This structure was moved to help guard the town and military post of Fort Scott. It was under the jurisdiction of the post and helped guard the area, along with Forts Blair, Henning and Insley (see Fort Blair (Fort Scott), Fort Henning and Fort Insley). All four structures were in place to protect the area when Maj. Gen. Sterling Price's forces skirted town in October 1864 during the Confederate retreat during Price's Missouri Raid.[1]

The Fort Lincoln blockhouse was probably torn down after Fort Scott's post was deactivated in 1865, as it was no longer needed when the threat of war had passed.[2]

References[edit]

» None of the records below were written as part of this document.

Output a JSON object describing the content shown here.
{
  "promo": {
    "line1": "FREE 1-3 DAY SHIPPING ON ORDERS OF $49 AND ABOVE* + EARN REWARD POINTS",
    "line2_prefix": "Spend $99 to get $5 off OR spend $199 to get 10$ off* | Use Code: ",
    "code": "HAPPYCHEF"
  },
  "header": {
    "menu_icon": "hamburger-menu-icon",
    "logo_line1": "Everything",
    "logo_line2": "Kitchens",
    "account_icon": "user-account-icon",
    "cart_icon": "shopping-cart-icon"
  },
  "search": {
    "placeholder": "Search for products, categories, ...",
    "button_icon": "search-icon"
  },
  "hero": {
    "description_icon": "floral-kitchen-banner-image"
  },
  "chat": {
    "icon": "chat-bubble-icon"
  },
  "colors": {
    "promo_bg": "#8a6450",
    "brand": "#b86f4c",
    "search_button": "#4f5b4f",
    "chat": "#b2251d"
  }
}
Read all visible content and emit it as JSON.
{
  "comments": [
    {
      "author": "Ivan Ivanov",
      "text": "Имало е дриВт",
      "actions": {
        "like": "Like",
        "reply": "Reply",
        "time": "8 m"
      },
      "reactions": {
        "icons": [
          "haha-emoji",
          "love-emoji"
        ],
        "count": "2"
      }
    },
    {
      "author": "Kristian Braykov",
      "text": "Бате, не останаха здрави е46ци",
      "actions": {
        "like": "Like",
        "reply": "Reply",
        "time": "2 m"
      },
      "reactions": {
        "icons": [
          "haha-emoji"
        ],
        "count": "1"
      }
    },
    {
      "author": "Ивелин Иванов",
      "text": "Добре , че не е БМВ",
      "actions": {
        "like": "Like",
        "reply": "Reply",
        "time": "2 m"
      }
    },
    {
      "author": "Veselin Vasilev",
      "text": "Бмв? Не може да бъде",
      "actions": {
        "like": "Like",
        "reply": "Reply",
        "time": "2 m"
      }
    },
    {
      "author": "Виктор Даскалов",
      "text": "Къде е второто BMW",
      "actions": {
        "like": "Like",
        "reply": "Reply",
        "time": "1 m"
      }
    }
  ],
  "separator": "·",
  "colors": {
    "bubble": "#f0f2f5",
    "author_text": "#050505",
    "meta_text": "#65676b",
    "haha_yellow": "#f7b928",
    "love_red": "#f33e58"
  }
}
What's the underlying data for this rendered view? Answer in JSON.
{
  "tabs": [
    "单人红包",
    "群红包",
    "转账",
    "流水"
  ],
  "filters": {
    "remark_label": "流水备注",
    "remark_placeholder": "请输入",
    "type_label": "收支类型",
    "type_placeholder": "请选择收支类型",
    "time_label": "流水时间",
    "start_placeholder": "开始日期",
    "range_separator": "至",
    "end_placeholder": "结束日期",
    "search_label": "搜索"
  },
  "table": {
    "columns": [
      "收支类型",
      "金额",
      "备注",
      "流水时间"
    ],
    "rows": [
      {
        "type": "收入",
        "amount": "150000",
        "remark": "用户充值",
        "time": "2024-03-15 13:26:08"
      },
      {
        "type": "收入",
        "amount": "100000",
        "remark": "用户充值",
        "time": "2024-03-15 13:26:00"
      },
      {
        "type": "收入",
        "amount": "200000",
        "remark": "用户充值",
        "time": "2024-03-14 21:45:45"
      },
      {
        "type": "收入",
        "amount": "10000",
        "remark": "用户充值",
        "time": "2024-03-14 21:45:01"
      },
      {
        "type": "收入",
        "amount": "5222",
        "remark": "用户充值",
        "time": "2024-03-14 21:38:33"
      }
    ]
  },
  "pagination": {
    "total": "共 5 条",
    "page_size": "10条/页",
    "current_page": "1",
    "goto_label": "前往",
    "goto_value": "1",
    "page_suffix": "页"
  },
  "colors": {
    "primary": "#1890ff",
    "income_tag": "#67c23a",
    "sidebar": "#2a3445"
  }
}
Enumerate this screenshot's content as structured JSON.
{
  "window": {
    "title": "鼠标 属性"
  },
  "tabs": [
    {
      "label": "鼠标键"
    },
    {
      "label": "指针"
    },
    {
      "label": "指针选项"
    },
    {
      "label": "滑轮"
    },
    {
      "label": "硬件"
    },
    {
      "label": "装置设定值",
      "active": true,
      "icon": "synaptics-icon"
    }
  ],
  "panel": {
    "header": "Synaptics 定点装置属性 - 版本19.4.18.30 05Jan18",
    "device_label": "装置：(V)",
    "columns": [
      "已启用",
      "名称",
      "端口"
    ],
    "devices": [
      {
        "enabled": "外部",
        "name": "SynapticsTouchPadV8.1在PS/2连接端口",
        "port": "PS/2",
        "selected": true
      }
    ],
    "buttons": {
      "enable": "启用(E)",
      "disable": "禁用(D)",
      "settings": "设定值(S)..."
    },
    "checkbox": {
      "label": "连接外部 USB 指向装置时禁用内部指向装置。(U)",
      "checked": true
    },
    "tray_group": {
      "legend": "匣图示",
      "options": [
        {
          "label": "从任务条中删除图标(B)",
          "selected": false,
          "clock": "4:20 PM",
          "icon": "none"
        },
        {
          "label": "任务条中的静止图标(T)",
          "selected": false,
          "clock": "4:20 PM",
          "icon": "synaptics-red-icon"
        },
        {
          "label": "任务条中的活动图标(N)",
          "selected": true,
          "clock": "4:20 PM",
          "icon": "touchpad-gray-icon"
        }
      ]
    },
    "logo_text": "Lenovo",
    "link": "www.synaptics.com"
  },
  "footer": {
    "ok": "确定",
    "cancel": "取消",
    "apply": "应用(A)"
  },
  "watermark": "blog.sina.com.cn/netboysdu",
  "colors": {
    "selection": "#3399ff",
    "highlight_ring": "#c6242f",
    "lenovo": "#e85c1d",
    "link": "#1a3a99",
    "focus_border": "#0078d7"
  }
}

  1. ^ Ralph Richards, The Forts of Fort Scott and the Fateful Borderlands (Kansas City: Lowell Press, 1976), p. 231; Charles E. Cory, "The Soldiers of Kansas. The Sixth Kansas Cavalry and Its Commander," Collections of the Kansas State Historical Society, 1909-1910 (Topeka: State Printing Office, 1910), Vol. XI, p. 230; William C. Pollard, Jr., "Forts and Military Posts in Kansas: 1854-1865" (Ph.D. dissertation, Faith Baptist College and Seminary, 1997), p. 128 (a copy can be found in the Kansas State Historical Society (KSHS) archives, Topeka, Kans.).
  2. ^ Leo Ol. Oliva, Fort Scott on the Indian Frontier (Topeka: KSHS, 1984), pp. 65-6.